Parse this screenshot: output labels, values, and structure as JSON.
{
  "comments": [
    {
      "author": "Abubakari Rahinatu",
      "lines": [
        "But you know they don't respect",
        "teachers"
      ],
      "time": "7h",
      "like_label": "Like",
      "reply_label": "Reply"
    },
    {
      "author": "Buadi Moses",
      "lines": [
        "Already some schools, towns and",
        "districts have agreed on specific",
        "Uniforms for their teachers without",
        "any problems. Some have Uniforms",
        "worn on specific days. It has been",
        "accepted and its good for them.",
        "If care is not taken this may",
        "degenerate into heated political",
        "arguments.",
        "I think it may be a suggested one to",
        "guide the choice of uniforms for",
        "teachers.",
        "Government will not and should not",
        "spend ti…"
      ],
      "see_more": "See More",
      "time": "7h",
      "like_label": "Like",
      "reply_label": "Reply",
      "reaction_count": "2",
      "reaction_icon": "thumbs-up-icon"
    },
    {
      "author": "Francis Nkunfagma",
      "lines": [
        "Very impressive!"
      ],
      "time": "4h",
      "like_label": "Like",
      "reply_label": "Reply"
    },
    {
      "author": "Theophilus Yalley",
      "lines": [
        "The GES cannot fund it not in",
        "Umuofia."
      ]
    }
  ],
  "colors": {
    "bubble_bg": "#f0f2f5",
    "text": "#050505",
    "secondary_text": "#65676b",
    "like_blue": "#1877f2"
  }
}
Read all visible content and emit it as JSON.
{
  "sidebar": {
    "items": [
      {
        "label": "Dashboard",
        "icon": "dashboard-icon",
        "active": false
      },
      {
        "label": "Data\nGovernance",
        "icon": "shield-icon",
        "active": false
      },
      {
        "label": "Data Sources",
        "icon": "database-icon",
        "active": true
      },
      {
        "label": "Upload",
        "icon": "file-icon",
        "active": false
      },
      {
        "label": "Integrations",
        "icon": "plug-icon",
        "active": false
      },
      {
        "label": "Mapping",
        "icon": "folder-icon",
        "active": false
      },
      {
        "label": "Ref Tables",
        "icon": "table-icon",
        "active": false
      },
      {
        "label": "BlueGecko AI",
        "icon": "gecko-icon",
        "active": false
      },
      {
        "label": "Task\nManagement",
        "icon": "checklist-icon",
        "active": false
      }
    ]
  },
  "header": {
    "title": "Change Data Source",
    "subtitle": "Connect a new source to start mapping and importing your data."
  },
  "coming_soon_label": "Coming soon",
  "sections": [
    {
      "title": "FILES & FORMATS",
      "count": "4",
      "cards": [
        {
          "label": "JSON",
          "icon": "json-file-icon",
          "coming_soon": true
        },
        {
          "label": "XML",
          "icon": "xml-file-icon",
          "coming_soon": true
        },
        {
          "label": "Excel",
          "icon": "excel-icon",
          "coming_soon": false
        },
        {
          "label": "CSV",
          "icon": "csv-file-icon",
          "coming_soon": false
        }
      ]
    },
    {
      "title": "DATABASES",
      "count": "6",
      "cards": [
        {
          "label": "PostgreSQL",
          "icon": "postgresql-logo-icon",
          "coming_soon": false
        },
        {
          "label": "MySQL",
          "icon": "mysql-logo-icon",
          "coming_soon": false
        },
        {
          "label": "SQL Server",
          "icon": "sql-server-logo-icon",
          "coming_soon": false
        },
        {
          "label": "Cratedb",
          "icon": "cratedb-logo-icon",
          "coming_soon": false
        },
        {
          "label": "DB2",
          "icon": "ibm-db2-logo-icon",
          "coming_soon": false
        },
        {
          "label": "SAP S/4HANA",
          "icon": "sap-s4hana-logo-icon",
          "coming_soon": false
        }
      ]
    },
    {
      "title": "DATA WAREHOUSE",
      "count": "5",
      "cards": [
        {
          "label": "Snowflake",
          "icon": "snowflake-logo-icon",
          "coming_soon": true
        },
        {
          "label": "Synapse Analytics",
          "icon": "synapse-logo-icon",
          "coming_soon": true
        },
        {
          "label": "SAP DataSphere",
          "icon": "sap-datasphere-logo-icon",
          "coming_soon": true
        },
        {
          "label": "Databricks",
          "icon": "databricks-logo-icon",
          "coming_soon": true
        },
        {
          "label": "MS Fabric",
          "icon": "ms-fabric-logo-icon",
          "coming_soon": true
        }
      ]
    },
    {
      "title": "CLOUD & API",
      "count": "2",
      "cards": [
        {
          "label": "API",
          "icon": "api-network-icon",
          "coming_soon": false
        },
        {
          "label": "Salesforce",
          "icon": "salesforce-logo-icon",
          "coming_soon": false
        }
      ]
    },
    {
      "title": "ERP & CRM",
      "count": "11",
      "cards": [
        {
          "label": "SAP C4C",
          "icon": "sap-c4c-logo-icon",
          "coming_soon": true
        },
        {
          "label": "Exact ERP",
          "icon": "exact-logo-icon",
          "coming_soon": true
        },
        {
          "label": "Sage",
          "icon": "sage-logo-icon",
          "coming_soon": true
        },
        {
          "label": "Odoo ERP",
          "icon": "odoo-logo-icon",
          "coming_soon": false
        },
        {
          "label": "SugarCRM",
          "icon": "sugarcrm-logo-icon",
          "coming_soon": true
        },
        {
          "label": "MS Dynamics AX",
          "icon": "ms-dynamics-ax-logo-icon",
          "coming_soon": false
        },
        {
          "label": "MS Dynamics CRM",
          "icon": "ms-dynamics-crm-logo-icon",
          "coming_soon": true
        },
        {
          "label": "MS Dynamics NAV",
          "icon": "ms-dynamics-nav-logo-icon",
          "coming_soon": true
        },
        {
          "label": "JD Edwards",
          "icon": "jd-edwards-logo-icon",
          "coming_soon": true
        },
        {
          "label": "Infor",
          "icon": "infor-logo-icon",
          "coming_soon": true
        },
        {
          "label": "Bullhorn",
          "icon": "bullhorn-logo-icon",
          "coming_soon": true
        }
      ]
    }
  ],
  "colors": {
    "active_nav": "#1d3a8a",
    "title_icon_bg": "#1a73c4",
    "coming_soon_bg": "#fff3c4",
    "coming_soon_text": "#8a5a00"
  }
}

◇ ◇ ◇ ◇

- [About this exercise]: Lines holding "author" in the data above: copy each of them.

- [Expected answer]:
      "author": "Abubakari Rahinatu",
      "author": "Buadi Moses",
      "author": "Francis Nkunfagma",
      "author": "Theophilus Yalley",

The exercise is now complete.